**EXERCISE DETAILS:**
For the string "title", state how many lines of the data hold it. Give nothing besides the number.

**PROVIDED ENTRIES:**

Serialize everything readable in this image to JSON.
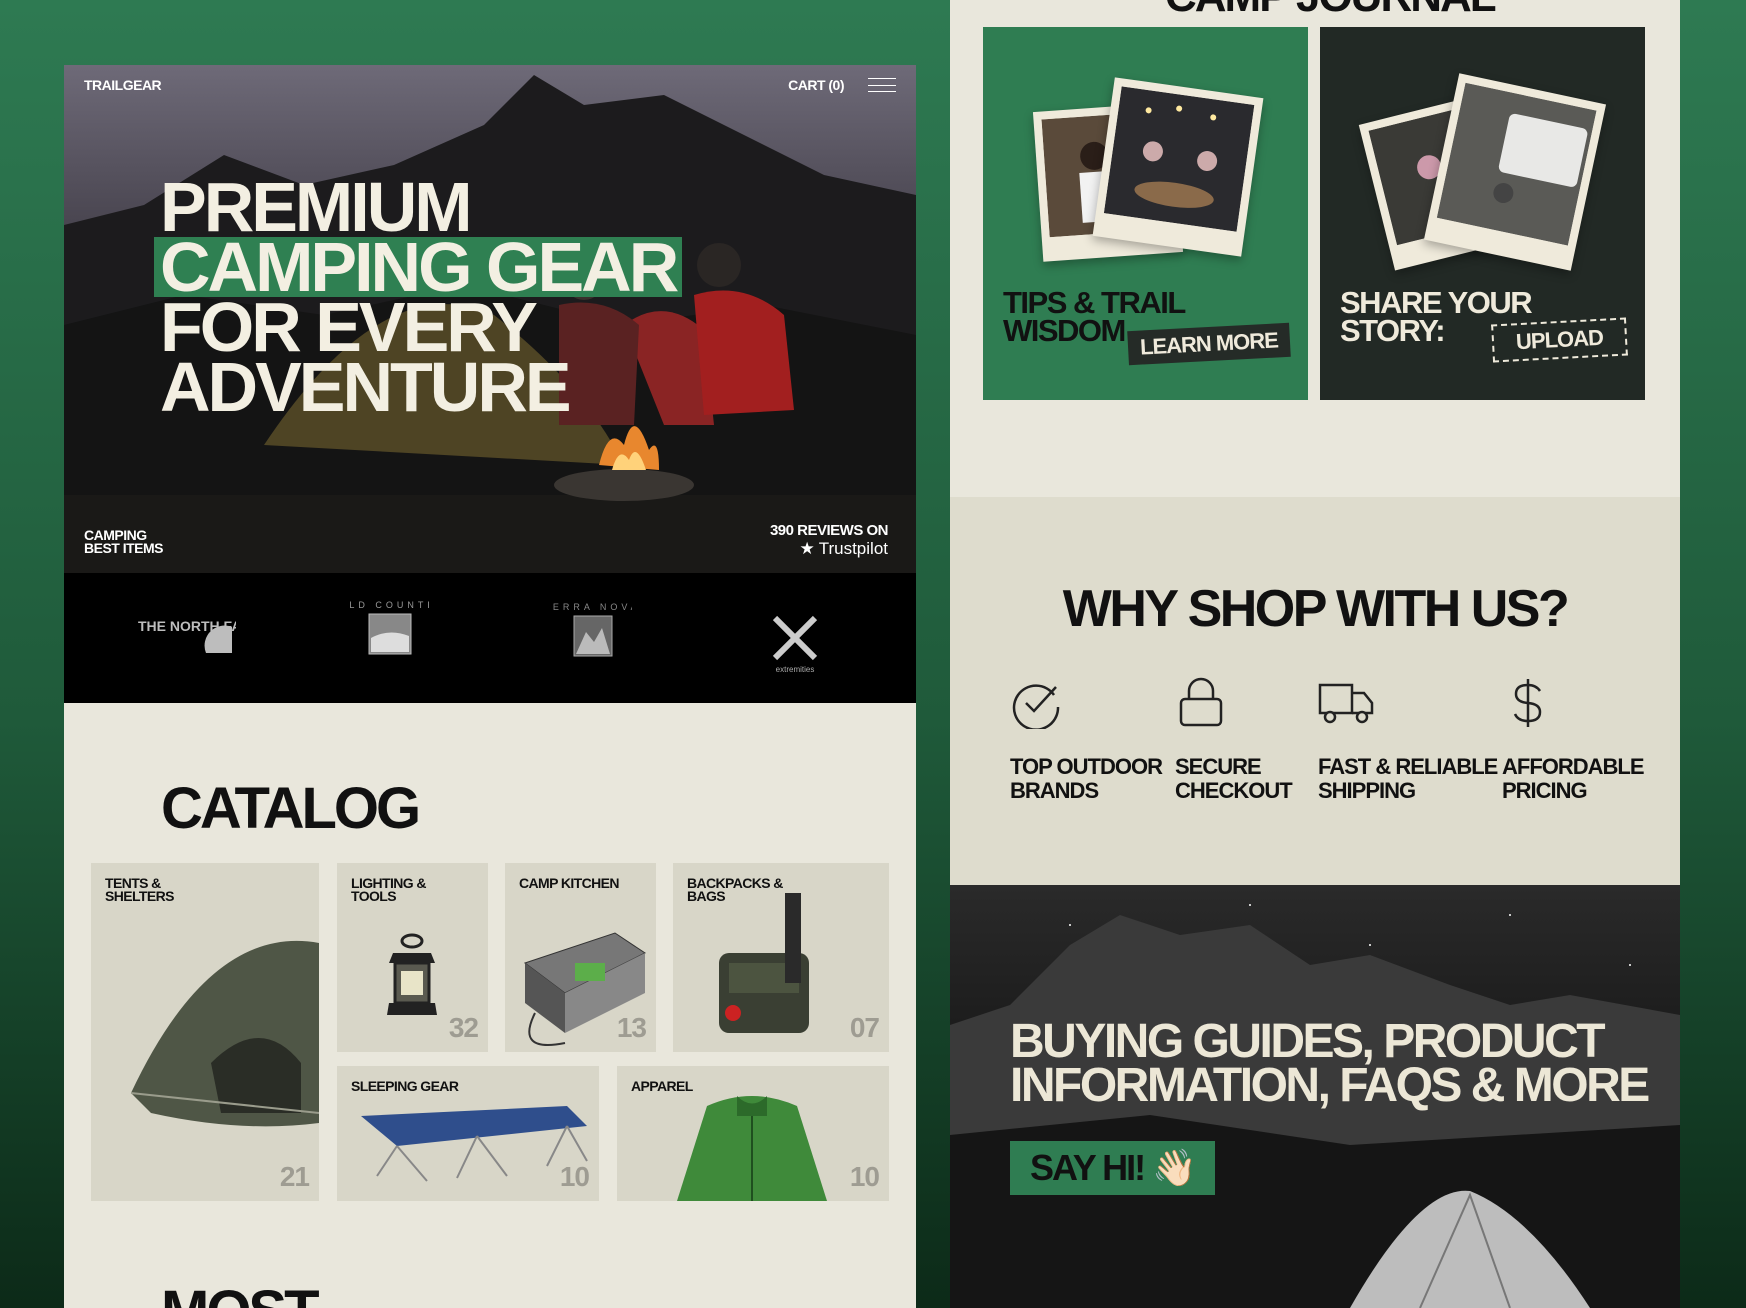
{
  "header": {
    "logo": "TRAILGEAR",
    "cart": "CART (0)"
  },
  "hero": {
    "line1": "PREMIUM",
    "line2": "CAMPING GEAR",
    "line3": "FOR EVERY",
    "line4": "ADVENTURE",
    "tag_line1": "CAMPING",
    "tag_line2": "BEST ITEMS",
    "reviews": "390 REVIEWS ON",
    "trustpilot": "Trustpilot"
  },
  "brands": [
    {
      "name": "THE NORTH FACE",
      "icon": "north-face-logo"
    },
    {
      "name": "WILD COUNTRY",
      "icon": "wild-country-logo"
    },
    {
      "name": "TERRA NOVA",
      "icon": "terra-nova-logo"
    },
    {
      "name": "extremities",
      "icon": "extremities-logo"
    }
  ],
  "catalog": {
    "title": "CATALOG",
    "items": [
      {
        "label": "TENTS & SHELTERS",
        "count": "21"
      },
      {
        "label": "LIGHTING & TOOLS",
        "count": "32"
      },
      {
        "label": "CAMP KITCHEN",
        "count": "13"
      },
      {
        "label": "BACKPACKS & BAGS",
        "count": "07"
      },
      {
        "label": "SLEEPING GEAR",
        "count": "10"
      },
      {
        "label": "APPAREL",
        "count": "10"
      }
    ]
  },
  "most_heading": "MOST",
  "journal": {
    "title": "CAMP JOURNAL",
    "card1": {
      "line1": "TIPS & TRAIL",
      "line2": "WISDOM",
      "button": "LEARN MORE"
    },
    "card2": {
      "line1": "SHARE YOUR",
      "line2": "STORY:",
      "button": "UPLOAD"
    }
  },
  "why": {
    "title": "WHY SHOP WITH US?",
    "features": [
      {
        "line1": "TOP OUTDOOR",
        "line2": "BRANDS",
        "icon": "check-circle-icon"
      },
      {
        "line1": "SECURE",
        "line2": "CHECKOUT",
        "icon": "lock-icon"
      },
      {
        "line1": "FAST & RELIABLE",
        "line2": "SHIPPING",
        "icon": "truck-icon"
      },
      {
        "line1": "AFFORDABLE",
        "line2": "PRICING",
        "icon": "dollar-icon"
      }
    ]
  },
  "guides": {
    "line1": "BUYING GUIDES, PRODUCT",
    "line2": "INFORMATION, FAQS & MORE",
    "button": "SAY HI! 👋🏻"
  },
  "colors": {
    "brand_green": "#2f7d52",
    "cream": "#e9e7dc",
    "dark": "#222925"
  }
}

**OUTPUT OF THE EXERCISE:**
3